  5. Thanks, Pete! (I lost track of this thread ’til now.)

    What’s cool about the dust theory, in my mind, is that it seems to follow naturally from the more plausible view that temporal order and spatial location don’t matter. As long as somewhere in the universe a configuration like the one needed for your next time slice is instantiated, you’re good to go! One assumption dust theory needs in order to work (I think) is that counterfactuals are not important, since the counterfactual relationships in real functional transitions in the brain are going to be very different from those of the dispersed states by means of which you are instantiated in the dust theory. But it’s tempting for me to make that assumption since I’m not keen on things modal. How can my consciousness now be somehow constitutively dependent on what would have happened if…?

    So I think underneath it, dust theory is very modally irrealist. But maybe this is just my own particular way of spinning it out….

    (Well, there’s the kernel of the post I was thinking of writing about it.)

  6. Paul Patton says:

    One of the topics mentioned in the title of this thread is uploading. If one accepts a functionalist view of mind, then uploading is possible in principle if the brain is somehow scanned and a functionally isomorphic duplicate is created as a computer model. This is fine in principle, but I have yet to see an even remotely plausible speculation about how it might ever be actually accomplished with future technology. Nanotechnology guru Eric Drexler suggested that the brain of the uploadee might first be frozen (or vitrified) using cryonics techniques, and then disassembled molecular monolayer by molecular monolayer by a planar array of nanomachines. The hypothetical nanomachines might record the position and identity of each molecule as it is detached. The problem with this proposal is that it assumes that biological molecules are easily detachable lumps, like bricks in a stack of bricks. Real biological molecules (DNA, myosin, actin, collagens, etc.) are often long and stringy, and so don’t seem amenable to being easily detached in this way. There is also the huge problem of determining the identity of each molecule as it is removed. Have there been any serious proposals about how any of these problems might plausibly be resolved by some imaginable future technology?
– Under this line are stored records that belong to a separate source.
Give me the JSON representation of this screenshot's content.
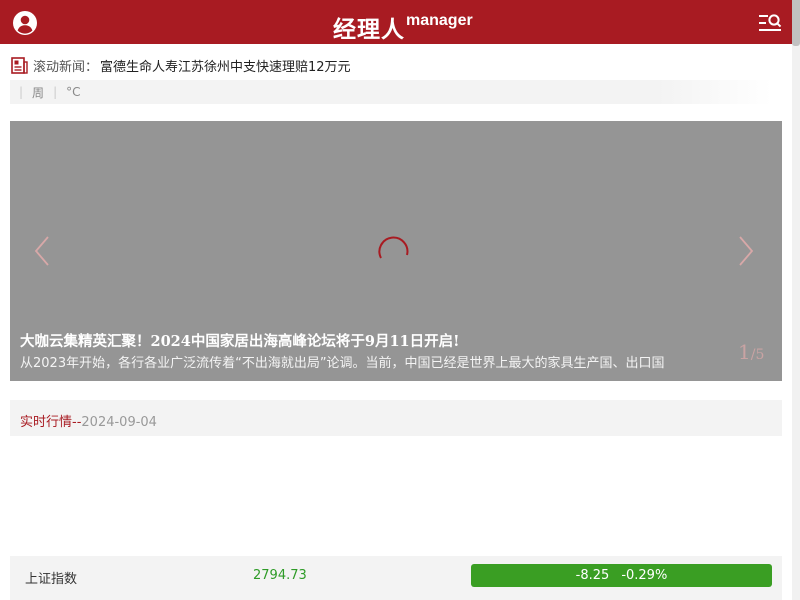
{
  "header": {
    "logo_cn": "经理人",
    "logo_en": "manager",
    "bg_color": "#a81b22"
  },
  "icons": {
    "user": "user-circle-icon",
    "menu_search": "menu-search-icon",
    "news": "news-icon",
    "prev": "chevron-left-icon",
    "next": "chevron-right-icon",
    "loading": "spinner-icon"
  },
  "ticker": {
    "label": "滚动新闻：",
    "text": "富德生命人寿江苏徐州中支快速理赔12万元"
  },
  "weather": {
    "day": "周",
    "temp_unit": "°C"
  },
  "slider": {
    "title": "大咖云集精英汇聚！2024中国家居出海高峰论坛将于9月11日开启!",
    "desc": "从2023年开始，各行各业广泛流传着“不出海就出局”论调。当前，中国已经是世界上最大的家具生产国、出口国",
    "current": "1",
    "total": "/5"
  },
  "market": {
    "title": "实时行情",
    "sep": "--",
    "date": "2024-09-04",
    "rows": [
      {
        "name": "上证指数",
        "value": "2794.73",
        "change": "-8.25",
        "percent": "-0.29%"
      }
    ],
    "up_color": "#3a9e23"
  }
}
If not, then it doesn’t seem to me that uploading warrents discussion as anything other than a philosopher’s thought experiment.